And I say to you in conclusion that this God is your Physician, as well as mine. We can go to him daily, hourly, momentarily, in sweet and silent prayer, and if we pray aright, He will heal us of our diseases and remove from us our infirmities. We can know, in the very depths of our being, that He is our Physician, our Comforter, our Life, our Health, our All-in-all, and in the fullest and most absolute sense, a very present help in trouble; and that in Him we live and move and have our physical and our spiritual being.


An Appeal for Aid.

May I not, then, appeal to all good people, of every belief or sect, to aid me in spreading his healing and saving gospel? May I not deeply, earnestly, and in the most fraternal spirit, ask you to rejoice with us that God in these latter days, is sending around the world a mighty current of healing truth, and may I not ask you to unite your voice with ours in pleading for a higher and more general recognition of God as all power, and of all that is opposed to Him as baseless and impotent before His almightiness?

May I ask if the day is gone when God should cease to be almighty? when human error sin should no longer be overcome and destroyed? when sickness, sorrow, misery, and distress, should no longer be striven against until they are annihilated? I ask, in all sincerity and candor, has the healing and saving Christ been withdrawn from human reach because there is no longer need of such a Christ? And, in this sense, has the day of healing miracles passed because there is now no necessity for them? As Christian Scientists we maintain, however, that divine healing is miraculous only as it is not understood. All true healing is done through the understanding of ever-operative law.

I will close by asking your attention while I read a brief extract from the preface to our text-book as it aptly epitomizes what I have endeavored to say:

"The physical healing of Christian Science results now, as in Jesus' time, from the operation of divine Principle, before which sin and disease lose their reality in human consciousness and so disappear as naturally and necessarily as darkness gives place to light and sin to reformation. Now, as then, his mighty works are not supernatural, but supremely natural. They are the sign of Immanuel, or 'God with us' a divine influence ever present in human consciousness and repeating itself, coming now as was promised aforetime,


To preach deliverance to the captives [of sense],

And recovery of sight to the blind,

To set at liberty them that are bruised." Page xi.


I read also the closing paragraph of this preface as showing the Christly spirit in which this book was given to the world:

"In the spirit of Christ's charity, as one who 'hopeth all things, endureth all things,' and is joyful to bear consolation to the sorrowing and healing to the sick, she commits these pages to honest seekers for Truth."


[Delivered Nov. 20, 1904, at the Orpheum Theater in Brooklyn, New York, and published in the Brooklyn Daily Eagle, Nov. 21, 1904. The newspaper noted: "The entire orchestra and the balcony of the Orpheum Theater were filled yesterday ... The boxes, too, were filled.
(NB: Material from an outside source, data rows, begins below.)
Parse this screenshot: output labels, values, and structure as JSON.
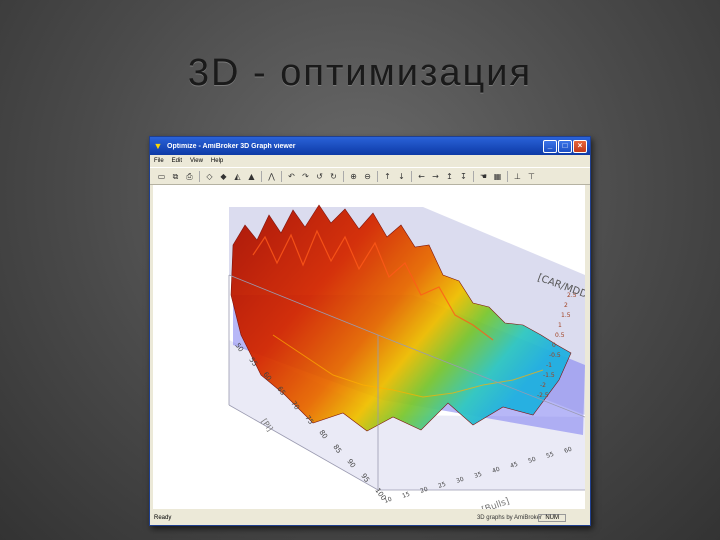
{
  "slide": {
    "title": "3D - оптимизация"
  },
  "window": {
    "title": "Optimize - AmiBroker 3D Graph viewer",
    "menu": [
      "File",
      "Edit",
      "View",
      "Help"
    ],
    "buttons": {
      "minimize": "_",
      "maximize": "□",
      "close": "×"
    }
  },
  "graph": {
    "axis_x_label": "[Bulls]",
    "axis_y_label": "[Pl]",
    "axis_z_label": "[CAR/MDD]",
    "y_ticks": [
      "100",
      "95",
      "90",
      "85",
      "80",
      "75",
      "70",
      "65",
      "60",
      "55",
      "50"
    ],
    "x_ticks": [
      "10",
      "15",
      "20",
      "25",
      "30",
      "35",
      "40",
      "45",
      "50",
      "55",
      "60"
    ],
    "z_ticks": [
      "2.5",
      "2",
      "1.5",
      "1",
      "0.5",
      "0",
      "-0.5",
      "-1",
      "-1.5",
      "-2",
      "-2.5"
    ],
    "credit": "3D graphs by AmiBroker"
  },
  "status": {
    "left": "Ready",
    "right": "NUM"
  },
  "colors": {
    "surface_high": "#c41a00",
    "surface_mid": "#f0a000",
    "surface_low": "#30c8c0",
    "plane": "#7b7bf0"
  }
}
Eighteen hundred tickets for seats had been left for distribution, and they were all gone but twelve by yesterday morning."


[This lecture had already been given in The Mother Church on April 9, 1903, as the church's semi-annual lecture. Since the wording of the six tenets in the Christian Science textbook was revised subsequent to the version given above, and since public newspapers might inadvertently introduce slight changes to the text they were typesetting, the tenets are quoted here as printed April 18, 1903, in The Christian Science Sentinel, in the editors' synopsis of the lecture, with the hope that these will most nearly match the contents of Science and Health at the time the lecture was delivered and first written. Otherwise the text above is that printed in the Brooklyn Daily Eagle. Neither publication gave the title of the lecture.]